  • Right to marry and right to found a family? (article 9)
  • Freedom of thought, conscience and religion? (article 10)
  • Freedom of expression and information? (article 11)
  • Freedom of assembly and of association? (article 12)
  • Freedom of the arts and sciences? (article 13)
  • Right to education? (article 14)
  • Freedom to choose an occupation and right to engage in work? (article 15)
  • Freedom to conduct a business? (article 16)
  • Right to property? (article 17)
  • Right to asylum? (article 18)
  • Protection in the event of removal, expulsion or extradition? (article 19)
  • Equality before the law? (article 20)
  • Non-discrimination? (article 21)
  • Cultural, religious and linguistic diversity? (article 22)
  • Equality between men and women? (article 23)
  • The rights of the child? (article 24)
  • The rights of the elderly? (article 25)
  • Integration of persons with disabilities? (article 26)
  • Solidarity (articles 27 to 38) 
  • Citizens rights (articles 39 to 46)
  • Right to an effective remedy and to a fair trial? (article 47)
  • Presumption of innocence and right of defence? (article 48)
  • Principles of legality and proportionality of criminal offences and penalties? (article 49)
  • Right not to be tried or punished twice in criminal proceedings for the same criminal offence? (article 50)
  • General provisions (articles 51 to 54)
- would the main party of government wish to discard? Are any of these rights trivial, superfluous, unnecessary? Are any them un-British?”

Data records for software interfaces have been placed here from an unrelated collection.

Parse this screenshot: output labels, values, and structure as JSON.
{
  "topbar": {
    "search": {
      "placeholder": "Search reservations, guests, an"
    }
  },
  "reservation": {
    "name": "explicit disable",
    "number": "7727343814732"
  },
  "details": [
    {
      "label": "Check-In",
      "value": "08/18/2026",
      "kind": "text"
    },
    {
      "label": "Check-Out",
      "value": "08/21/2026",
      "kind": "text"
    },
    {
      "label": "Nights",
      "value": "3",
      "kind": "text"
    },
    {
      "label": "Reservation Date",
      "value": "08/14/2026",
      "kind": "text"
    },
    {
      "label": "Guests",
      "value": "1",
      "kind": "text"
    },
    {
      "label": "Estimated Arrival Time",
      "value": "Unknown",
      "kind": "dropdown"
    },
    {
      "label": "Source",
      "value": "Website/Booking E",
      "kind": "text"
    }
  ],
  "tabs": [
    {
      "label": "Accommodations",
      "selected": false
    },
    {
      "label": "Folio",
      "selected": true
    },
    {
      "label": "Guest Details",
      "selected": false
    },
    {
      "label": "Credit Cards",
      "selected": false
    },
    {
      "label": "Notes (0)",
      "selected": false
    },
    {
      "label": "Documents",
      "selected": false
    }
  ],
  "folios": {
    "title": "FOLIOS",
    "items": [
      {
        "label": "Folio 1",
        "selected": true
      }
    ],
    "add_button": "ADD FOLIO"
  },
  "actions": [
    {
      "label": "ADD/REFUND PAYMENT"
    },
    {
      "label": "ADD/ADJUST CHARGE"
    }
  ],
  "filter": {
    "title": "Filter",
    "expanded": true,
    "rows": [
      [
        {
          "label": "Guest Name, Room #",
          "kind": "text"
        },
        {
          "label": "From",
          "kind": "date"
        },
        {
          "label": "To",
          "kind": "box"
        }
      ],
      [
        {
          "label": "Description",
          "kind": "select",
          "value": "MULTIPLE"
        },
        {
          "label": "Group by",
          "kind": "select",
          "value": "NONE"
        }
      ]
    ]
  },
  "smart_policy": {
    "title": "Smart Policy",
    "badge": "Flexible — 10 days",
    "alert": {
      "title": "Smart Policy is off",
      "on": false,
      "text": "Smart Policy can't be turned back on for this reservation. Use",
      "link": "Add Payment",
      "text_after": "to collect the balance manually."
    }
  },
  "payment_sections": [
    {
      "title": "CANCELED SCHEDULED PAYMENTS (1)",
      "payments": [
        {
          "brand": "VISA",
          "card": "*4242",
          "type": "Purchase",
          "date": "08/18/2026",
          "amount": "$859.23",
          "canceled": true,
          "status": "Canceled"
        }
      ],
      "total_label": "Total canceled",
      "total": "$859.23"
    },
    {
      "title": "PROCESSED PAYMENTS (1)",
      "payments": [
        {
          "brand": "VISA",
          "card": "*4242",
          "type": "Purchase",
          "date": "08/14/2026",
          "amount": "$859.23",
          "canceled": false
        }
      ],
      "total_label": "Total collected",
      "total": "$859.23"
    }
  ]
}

(Source: mostlysignssomeportents, via emergentfutures)

npr:

Wolves in Wyoming are once again being protected under the Endangered Species Act, just two years after those protections were taken away. A federal judge’s ruling last week found the state’s management plan for the animal “inadequate and un-enforceable.” In February, NPR’s Nate Rott took a comprehensive look at the wolf situation in the Western U.S.
Wolves At The Door
Photo credit: David Gilkey/NPR

npr:

Wolves in Wyoming are once again being protected under the Endangered Species Act, just two years after those protections were taken away. A federal judge’s ruling last week found the state’s management plan for the animal “inadequate and un-enforceable.” In February, NPR’s Nate Rott took a comprehensive look at the wolf situation in the Western U.S.

Wolves At The Door

Photo credit: David Gilkey/NPR

1,000 posts!

1,000 posts!